With more than 4,000 citations, 3.5 million views and downloads, and it’s recent inclusion in the Web of Science Group’s Journal Citation Report (Impact Factor 3.365), Frontiers in Nutrition is going from strength to strength. We take the opportunity to reflect on the journal’s success with its Field Chief Editor Johannes le Coutre.
Professor le Coutre is the founding Field Chief Editor for Frontiers in Nutrition and Professor of Food and Health at the University of New South Wales (UNSW) in Sydney, Australia. His work involves developing a broad research agenda on cellular agriculture, with the goal to strengthen food security and to alleviate the agricultural burden on the environment. Prior to joining UNSW, Professor le Coutre worked as a Senior Research Scientist and Head of Perception Physiology at the Nestlé Research Center in Lausanne, Switzerland, before taking on the role of Head of the Greater London Research Program where he led a portfolio of scientific collaborations between Nestlé and lmperial College London.
In a recent interview with Frontiers in Nutrition’s journal manager, Lauren Taylor, Professor le Coutre shares his experiences and vision for the journal, as well as the challenges and developments he expects in the field of nutrition sciences.
Lauren Taylor: You joined as founding Field Chief Editor when the journal was launched in 2014. What attracted you first to Frontiers in Nutrition?
Johannes le Coutre: Up until the launch of Frontiers in Nutrition there has been no fully integrated scientific journal that would cover all aspects from molecular nutrition physiology to unit operations in factories to meals and diets around the globe. If you were working on the effects of Mediterranean diet on cognitive decline it was difficult to find an appropriate journal to publish your work. Everybody – scientist or non-scientist – has a relationship with nutrition, which is not necessarily the case in other scientific disciplines. We wanted to launch a journal that caters into this need with a strict and rigorous scientific approach, yet with the ambition to capture the entire and complex field. Based upon this scope we are also trying to appeal to a broad readership and audience. Now we see that many other publishers are trying to replicate our approach.
LT: What do you think has contributed most to the success of the journal so far?
JLC: The board. Without a question, we have a stellar assembly of internationally known and highly reputable scientists to serve as Specialty Chief Editors and our Journal Impact Factor (3.365) is entirely the outcome of their hard work. Moreover, throughout the years we succeeded to refine and adapt the strategic scope of our 13 sections.
LT: Which research areas would you like to publish more papers on in Frontiers in Nutrition?
JLC: It is not so much about what I would like but more about the areas that do require more attention. Over the past five years all health and sustainability related topics gained significant traction. We are talking about “planetary health” and based upon the intense discussions about climate change or the impact of coronavirus on our food systems we are well advised to put more focus on these topics.

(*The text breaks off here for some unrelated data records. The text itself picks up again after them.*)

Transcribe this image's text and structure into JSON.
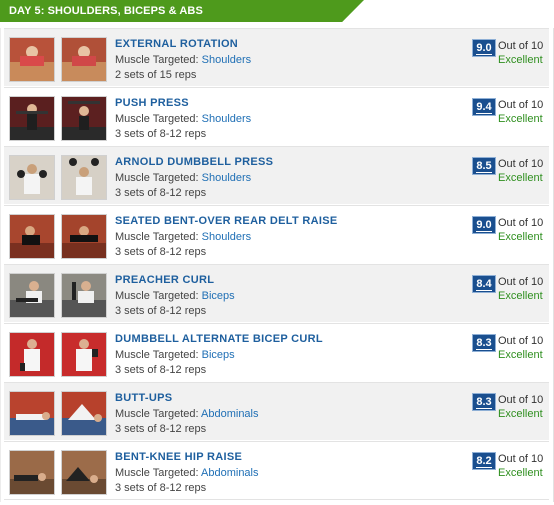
{
  "header": {
    "title": "DAY 5: SHOULDERS, BICEPS & ABS",
    "color": "#4e9a1c"
  },
  "labels": {
    "muscle_prefix": "Muscle Targeted: "
  },
  "exercises": [
    {
      "name": "EXTERNAL ROTATION",
      "muscle": "Shoulders",
      "sets": "2 sets of 15 reps",
      "score": "9.0",
      "out_of": "Out of 10",
      "rating": "Excellent"
    },
    {
      "name": "PUSH PRESS",
      "muscle": "Shoulders",
      "sets": "3 sets of 8-12 reps",
      "score": "9.4",
      "out_of": "Out of 10",
      "rating": "Excellent"
    },
    {
      "name": "ARNOLD DUMBBELL PRESS",
      "muscle": "Shoulders",
      "sets": "3 sets of 8-12 reps",
      "score": "8.5",
      "out_of": "Out of 10",
      "rating": "Excellent"
    },
    {
      "name": "SEATED BENT-OVER REAR DELT RAISE",
      "muscle": "Shoulders",
      "sets": "3 sets of 8-12 reps",
      "score": "9.0",
      "out_of": "Out of 10",
      "rating": "Excellent"
    },
    {
      "name": "PREACHER CURL",
      "muscle": "Biceps",
      "sets": "3 sets of 8-12 reps",
      "score": "8.4",
      "out_of": "Out of 10",
      "rating": "Excellent"
    },
    {
      "name": "DUMBBELL ALTERNATE BICEP CURL",
      "muscle": "Biceps",
      "sets": "3 sets of 8-12 reps",
      "score": "8.3",
      "out_of": "Out of 10",
      "rating": "Excellent"
    },
    {
      "name": "BUTT-UPS",
      "muscle": "Abdominals",
      "sets": "3 sets of 8-12 reps",
      "score": "8.3",
      "out_of": "Out of 10",
      "rating": "Excellent"
    },
    {
      "name": "BENT-KNEE HIP RAISE",
      "muscle": "Abdominals",
      "sets": "3 sets of 8-12 reps",
      "score": "8.2",
      "out_of": "Out of 10",
      "rating": "Excellent"
    }
  ]
}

LT: What is your vision for Frontiers in Nutrition in the next five years?
JLC: Funny that you should ask. With the entire board we are in the process right now of writing an extensive manuscript for an article entitled “Goals in Nutrition Science 2020-2025”, which is the continuation of an article with the same title published for the period of 2015 to 2020. As mentioned already, both personal and planetary health are increasingly playing an important role and we will be incorporating this. Moreover, now that we have a Journal Impact Factor we will have to work with the underlying metrics. It will be great to strengthen the Impact Factor while still being considered a journal with a rapid turnaround and solid reviewing process.
Clearly, the vision would be to establish Frontiers in Nutrition as the world leading scientific journal in the food and nutrition science domain.
LT: What challenges and developments can we expect to see for this field in the next few years?
JLC: Twenty years ago people started to talk about “functional foods” and the idea of a targeted health benefit underlying consumption of a specific food seemed quite radical. The discussion evolved toward “personalized nutrition”, “precision nutrition” and today we even see a credible dialogue about the prevention of dementia or the extension of life span through dedicated nutritional interventions.
LT: Can you tell us about your current work on cellular agriculture at UNSW Sydney?
JLC: Cellular agriculture is the name for a growing field of activities that are deeply rooted in existing technology to produce food. It combines elements of agriculture, life science, medical research, and engineering with the goal of growing edible tissues from vegetables or meat at the cellular level. The aim is to greatly modernize and invigorate our traditional agricultural methods, which often exhaust the land and use enormous amounts of water. Usually, food, nutrition, and health programs are run in life science environments, so I think our materials science approach at UNSW can make a valuable contribution. It’s cellular agriculture that will enable us one day to eat meat without having to kill an animal.